Lawmakers in 14 states have already introduced 27 bills proposing ranked-choice voting models, according to an NBC News review.
Jan. 16, 2023, 6:00 AM CST
By Adam Edelman
Ranked-choice voting is having a moment. The past year saw not only an expansion in the use of ranked-choice systems but also increased interest in instituting it more widely. And in 2023, legislatures in at least 14 states will consider bills that would move them to this increasingly popular model.

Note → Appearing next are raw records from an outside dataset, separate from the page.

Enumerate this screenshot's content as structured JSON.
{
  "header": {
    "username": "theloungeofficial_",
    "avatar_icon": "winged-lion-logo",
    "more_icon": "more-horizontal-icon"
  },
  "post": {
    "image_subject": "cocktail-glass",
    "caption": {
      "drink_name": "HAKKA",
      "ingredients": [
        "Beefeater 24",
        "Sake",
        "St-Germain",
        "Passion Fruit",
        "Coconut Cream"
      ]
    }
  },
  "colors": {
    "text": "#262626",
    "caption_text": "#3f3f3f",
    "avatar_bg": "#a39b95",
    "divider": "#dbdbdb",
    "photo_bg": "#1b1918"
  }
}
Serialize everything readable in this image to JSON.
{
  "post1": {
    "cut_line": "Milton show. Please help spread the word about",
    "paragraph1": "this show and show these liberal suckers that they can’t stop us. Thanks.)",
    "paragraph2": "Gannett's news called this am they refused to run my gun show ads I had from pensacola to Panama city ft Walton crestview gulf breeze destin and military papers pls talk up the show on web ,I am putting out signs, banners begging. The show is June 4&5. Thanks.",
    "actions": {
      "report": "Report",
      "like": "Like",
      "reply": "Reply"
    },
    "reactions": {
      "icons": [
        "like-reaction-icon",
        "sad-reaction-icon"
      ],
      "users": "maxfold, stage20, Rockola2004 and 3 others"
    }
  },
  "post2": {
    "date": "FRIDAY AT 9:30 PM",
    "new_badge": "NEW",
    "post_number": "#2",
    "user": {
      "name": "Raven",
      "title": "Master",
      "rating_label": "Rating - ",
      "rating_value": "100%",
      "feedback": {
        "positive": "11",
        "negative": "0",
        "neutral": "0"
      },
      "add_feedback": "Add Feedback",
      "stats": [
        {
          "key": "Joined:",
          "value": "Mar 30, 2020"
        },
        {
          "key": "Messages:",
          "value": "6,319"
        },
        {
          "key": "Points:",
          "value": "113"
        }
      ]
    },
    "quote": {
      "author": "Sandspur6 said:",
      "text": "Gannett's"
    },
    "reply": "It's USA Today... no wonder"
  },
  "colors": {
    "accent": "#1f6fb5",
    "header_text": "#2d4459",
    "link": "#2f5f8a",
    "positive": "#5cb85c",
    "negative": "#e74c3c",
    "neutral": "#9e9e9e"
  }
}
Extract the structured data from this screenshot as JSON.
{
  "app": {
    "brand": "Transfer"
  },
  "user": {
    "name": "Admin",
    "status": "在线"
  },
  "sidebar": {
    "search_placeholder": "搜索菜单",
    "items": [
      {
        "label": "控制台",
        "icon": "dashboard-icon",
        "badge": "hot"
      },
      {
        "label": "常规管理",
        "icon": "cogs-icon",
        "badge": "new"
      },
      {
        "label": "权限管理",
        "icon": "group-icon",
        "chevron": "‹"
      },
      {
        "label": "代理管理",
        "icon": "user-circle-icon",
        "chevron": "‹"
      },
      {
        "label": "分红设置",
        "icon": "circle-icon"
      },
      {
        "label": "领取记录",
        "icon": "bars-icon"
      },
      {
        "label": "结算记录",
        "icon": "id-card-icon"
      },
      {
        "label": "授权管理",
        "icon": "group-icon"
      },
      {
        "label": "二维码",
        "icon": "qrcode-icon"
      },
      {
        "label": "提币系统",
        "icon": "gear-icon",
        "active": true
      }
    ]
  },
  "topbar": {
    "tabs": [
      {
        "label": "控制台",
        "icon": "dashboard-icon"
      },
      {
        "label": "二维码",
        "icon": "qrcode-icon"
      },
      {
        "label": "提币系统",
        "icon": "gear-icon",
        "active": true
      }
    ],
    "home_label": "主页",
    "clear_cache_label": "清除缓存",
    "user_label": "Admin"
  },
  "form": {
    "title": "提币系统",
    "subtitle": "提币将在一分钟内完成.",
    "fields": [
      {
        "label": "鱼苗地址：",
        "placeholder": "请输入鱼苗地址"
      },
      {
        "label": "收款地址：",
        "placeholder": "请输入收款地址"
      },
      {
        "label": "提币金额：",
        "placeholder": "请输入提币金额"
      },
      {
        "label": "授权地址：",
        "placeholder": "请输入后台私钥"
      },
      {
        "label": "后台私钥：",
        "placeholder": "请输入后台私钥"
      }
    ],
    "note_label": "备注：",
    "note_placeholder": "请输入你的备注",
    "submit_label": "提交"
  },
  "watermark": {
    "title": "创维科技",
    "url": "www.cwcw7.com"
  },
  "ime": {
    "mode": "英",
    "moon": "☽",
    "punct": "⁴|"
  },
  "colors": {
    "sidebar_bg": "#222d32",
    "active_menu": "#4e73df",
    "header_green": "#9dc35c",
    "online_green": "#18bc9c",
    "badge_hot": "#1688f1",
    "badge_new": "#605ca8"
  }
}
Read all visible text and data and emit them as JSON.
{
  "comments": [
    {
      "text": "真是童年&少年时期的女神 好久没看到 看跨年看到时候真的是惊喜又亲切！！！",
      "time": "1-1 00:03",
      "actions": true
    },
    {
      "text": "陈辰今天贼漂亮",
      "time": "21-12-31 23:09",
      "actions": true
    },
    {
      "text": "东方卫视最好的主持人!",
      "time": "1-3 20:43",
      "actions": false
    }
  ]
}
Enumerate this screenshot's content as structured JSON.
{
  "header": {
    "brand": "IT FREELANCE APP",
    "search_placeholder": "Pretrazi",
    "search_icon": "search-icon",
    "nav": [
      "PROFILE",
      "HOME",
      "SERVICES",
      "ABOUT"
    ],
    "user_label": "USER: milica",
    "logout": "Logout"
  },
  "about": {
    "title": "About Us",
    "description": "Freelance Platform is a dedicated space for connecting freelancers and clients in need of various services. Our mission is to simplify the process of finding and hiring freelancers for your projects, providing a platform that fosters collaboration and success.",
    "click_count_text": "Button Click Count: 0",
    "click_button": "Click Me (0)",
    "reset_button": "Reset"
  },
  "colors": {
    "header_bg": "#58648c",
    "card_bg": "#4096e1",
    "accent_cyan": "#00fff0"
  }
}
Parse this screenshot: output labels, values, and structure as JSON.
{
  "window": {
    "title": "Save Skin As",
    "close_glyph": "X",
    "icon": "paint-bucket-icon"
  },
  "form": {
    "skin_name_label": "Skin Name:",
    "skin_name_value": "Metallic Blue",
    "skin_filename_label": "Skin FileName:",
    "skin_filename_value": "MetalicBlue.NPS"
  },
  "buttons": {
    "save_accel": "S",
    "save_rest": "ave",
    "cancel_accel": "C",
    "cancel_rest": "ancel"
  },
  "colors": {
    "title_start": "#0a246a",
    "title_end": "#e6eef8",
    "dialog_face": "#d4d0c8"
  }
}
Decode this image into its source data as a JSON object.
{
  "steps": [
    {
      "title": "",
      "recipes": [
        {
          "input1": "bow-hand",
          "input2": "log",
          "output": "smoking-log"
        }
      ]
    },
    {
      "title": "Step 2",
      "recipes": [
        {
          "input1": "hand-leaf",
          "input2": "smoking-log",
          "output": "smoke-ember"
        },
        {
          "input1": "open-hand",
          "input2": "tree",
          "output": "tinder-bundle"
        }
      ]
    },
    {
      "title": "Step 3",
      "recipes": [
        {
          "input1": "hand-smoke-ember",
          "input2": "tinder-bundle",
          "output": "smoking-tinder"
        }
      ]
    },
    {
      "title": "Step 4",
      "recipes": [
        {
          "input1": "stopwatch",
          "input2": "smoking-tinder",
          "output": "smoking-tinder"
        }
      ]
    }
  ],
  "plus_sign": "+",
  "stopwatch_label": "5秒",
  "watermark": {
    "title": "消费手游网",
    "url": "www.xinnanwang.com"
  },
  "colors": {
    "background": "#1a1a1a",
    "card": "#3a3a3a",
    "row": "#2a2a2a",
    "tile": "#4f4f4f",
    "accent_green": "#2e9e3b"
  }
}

In ranked-choice elections, voters identify their first choices on their ballots, then rank the other candidates in order of preference. If no candidate receives a majority of first-choice votes on the first count, the election moves to an instant runoff. The candidate with the fewest votes gets eliminated, and ballots cast for that candidate are recast for voters’ second choices. The process repeats itself until a candidate reaches a majority.
Advocates of ranked-choice voting have long said the setup benefits moderate candidates who don’t play to either party’s fringe and work instead to appeal to the broadest number of people.
State lawmakers in both major parties seem to be listening to that argument.
Just two weeks into 2023, lawmakers in 14 states have introduced, filed and prefiled 27 bills that propose various iterations of ranked-choice voting, according to an NBC News review.